Task:
Return each line of the data below that contains the string "统计摘要".

Source information:
• • • •

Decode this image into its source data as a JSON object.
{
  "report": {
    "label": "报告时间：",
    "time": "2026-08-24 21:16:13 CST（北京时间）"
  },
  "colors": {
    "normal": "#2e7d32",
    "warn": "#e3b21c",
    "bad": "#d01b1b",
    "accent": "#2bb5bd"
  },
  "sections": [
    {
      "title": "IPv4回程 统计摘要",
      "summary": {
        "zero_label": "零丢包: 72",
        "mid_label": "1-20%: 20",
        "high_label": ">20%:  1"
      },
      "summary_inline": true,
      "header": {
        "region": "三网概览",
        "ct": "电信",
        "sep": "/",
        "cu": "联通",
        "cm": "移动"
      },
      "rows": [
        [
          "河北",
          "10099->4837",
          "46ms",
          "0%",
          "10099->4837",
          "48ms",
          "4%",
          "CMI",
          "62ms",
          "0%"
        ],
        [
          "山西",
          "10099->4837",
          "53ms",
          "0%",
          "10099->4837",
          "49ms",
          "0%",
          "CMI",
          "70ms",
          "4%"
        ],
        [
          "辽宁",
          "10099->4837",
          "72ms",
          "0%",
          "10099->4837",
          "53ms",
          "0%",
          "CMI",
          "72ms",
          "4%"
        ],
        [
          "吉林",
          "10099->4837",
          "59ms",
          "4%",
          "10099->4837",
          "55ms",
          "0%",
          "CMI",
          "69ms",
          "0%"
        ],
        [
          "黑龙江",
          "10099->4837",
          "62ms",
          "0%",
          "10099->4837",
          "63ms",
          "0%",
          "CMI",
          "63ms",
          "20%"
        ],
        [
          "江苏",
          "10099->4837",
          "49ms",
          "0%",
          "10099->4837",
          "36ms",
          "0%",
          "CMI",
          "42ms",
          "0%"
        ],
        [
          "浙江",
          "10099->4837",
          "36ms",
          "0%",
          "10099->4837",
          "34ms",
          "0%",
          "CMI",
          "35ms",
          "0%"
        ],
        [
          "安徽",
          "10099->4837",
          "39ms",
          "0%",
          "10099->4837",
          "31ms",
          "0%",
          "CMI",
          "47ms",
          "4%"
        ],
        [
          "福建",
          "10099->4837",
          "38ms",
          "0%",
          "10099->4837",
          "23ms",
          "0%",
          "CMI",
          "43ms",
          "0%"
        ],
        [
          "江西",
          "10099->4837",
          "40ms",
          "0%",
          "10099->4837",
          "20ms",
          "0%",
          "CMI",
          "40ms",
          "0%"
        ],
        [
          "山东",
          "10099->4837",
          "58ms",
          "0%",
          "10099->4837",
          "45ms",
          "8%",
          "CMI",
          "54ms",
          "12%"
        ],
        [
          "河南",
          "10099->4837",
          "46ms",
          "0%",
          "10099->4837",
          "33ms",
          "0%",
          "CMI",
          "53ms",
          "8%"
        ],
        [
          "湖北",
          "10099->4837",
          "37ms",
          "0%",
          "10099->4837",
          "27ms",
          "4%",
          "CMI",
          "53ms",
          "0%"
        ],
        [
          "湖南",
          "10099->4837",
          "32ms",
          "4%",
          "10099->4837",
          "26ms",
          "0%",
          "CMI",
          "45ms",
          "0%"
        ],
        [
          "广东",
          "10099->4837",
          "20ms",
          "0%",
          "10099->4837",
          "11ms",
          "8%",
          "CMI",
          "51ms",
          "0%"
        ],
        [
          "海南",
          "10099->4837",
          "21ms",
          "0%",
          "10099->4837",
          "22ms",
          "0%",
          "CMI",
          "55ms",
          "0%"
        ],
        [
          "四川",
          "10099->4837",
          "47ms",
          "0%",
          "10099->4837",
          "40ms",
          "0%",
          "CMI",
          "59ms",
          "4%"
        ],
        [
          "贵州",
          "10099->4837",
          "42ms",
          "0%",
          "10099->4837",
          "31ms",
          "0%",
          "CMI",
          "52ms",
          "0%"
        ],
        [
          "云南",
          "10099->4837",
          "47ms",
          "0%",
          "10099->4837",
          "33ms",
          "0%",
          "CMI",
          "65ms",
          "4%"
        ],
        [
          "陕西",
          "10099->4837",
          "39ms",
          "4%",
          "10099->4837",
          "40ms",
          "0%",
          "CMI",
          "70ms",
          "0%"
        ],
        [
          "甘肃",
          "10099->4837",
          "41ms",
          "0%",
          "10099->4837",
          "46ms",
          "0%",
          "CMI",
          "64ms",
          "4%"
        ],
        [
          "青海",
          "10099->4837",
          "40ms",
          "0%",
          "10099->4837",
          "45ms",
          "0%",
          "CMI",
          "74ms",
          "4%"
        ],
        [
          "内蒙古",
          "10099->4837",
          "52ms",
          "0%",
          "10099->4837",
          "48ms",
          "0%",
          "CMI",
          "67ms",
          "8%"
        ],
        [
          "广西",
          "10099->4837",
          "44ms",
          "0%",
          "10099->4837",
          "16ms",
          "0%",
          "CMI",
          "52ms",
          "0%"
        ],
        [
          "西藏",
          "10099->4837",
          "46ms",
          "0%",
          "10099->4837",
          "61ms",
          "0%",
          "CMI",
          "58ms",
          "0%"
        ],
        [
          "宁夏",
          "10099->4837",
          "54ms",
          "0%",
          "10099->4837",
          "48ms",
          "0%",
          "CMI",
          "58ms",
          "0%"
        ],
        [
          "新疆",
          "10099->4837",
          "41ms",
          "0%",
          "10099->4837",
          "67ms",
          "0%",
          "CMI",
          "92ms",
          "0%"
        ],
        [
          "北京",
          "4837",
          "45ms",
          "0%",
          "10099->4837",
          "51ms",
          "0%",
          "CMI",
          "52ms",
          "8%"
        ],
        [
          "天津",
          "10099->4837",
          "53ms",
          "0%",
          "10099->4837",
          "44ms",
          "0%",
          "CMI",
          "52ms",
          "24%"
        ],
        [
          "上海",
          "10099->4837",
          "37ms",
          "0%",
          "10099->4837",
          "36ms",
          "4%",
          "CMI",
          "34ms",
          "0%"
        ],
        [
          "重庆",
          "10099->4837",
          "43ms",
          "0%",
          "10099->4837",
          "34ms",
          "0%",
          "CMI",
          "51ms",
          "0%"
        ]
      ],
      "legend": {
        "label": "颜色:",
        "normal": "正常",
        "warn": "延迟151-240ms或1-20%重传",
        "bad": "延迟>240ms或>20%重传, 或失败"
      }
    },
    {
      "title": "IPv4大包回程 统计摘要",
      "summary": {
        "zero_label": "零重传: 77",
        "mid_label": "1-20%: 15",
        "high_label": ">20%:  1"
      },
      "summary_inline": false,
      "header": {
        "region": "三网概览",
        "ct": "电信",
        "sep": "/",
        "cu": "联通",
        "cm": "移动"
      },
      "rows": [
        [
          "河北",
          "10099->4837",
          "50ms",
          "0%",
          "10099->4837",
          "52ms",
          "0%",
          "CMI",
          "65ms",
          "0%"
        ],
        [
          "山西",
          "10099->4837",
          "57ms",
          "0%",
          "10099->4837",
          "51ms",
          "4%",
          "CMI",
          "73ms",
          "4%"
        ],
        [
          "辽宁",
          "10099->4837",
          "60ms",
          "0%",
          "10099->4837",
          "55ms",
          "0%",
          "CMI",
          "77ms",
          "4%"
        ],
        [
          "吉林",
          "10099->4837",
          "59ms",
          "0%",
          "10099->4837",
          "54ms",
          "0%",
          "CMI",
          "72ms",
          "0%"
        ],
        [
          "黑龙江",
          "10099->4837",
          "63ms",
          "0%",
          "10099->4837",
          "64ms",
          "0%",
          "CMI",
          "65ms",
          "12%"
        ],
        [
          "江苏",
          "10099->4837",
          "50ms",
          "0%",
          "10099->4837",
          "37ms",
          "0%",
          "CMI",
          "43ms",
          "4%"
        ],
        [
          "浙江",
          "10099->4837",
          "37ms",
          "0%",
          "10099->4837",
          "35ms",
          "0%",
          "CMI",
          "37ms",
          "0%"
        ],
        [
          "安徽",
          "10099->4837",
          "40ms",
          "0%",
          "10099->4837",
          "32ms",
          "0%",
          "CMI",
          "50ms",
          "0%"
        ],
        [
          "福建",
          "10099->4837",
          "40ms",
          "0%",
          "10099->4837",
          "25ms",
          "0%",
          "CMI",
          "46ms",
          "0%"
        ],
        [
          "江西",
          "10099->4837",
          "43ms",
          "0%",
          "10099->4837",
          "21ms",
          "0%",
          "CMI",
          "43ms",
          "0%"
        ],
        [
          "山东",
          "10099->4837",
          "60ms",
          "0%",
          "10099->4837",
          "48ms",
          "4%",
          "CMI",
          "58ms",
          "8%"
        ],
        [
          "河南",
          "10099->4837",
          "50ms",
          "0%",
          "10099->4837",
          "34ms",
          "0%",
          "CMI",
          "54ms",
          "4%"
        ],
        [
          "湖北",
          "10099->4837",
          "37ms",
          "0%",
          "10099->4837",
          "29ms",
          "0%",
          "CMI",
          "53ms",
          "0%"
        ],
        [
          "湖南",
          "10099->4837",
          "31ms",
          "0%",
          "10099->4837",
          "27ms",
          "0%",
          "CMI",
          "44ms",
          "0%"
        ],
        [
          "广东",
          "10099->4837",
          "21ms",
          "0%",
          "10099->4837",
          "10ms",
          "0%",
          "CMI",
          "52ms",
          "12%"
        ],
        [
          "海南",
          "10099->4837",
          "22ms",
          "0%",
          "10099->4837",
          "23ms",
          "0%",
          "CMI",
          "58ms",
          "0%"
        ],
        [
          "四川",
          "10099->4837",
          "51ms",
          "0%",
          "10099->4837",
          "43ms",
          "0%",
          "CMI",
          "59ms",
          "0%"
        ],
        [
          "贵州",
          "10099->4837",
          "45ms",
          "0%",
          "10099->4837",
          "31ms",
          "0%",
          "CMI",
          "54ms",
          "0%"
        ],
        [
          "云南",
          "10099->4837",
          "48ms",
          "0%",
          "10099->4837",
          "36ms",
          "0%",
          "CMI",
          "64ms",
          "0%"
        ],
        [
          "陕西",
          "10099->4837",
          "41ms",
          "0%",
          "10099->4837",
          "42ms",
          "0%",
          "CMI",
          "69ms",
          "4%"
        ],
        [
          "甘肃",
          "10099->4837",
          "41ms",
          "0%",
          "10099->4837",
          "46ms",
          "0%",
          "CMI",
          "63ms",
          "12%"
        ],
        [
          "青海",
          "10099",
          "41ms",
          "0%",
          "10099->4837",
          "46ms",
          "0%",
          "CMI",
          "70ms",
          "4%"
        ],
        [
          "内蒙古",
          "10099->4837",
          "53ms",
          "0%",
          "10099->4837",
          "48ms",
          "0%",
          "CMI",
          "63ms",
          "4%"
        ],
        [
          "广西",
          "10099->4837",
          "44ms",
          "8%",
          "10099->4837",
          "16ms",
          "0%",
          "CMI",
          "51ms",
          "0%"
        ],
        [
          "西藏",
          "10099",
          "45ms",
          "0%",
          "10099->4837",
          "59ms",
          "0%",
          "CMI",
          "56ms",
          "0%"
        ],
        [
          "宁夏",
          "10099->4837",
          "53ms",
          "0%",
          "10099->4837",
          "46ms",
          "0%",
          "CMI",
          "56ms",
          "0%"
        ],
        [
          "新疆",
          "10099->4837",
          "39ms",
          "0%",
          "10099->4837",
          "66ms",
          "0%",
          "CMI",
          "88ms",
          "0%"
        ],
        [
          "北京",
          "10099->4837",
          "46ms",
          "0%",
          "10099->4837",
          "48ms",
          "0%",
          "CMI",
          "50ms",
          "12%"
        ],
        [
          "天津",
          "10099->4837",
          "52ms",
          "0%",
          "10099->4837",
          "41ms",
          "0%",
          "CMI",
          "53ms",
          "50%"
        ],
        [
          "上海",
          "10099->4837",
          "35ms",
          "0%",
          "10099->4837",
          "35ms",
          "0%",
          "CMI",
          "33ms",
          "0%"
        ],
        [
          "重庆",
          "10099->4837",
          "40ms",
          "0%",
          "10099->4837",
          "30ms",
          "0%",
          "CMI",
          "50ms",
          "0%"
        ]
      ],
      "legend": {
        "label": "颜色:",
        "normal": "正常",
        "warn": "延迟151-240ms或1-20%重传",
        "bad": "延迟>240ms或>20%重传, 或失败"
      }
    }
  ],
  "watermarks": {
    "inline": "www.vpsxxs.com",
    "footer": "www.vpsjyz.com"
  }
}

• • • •

Output of the exercise:
      "title": "IPv4回程 统计摘要",
      "title": "IPv4大包回程 统计摘要",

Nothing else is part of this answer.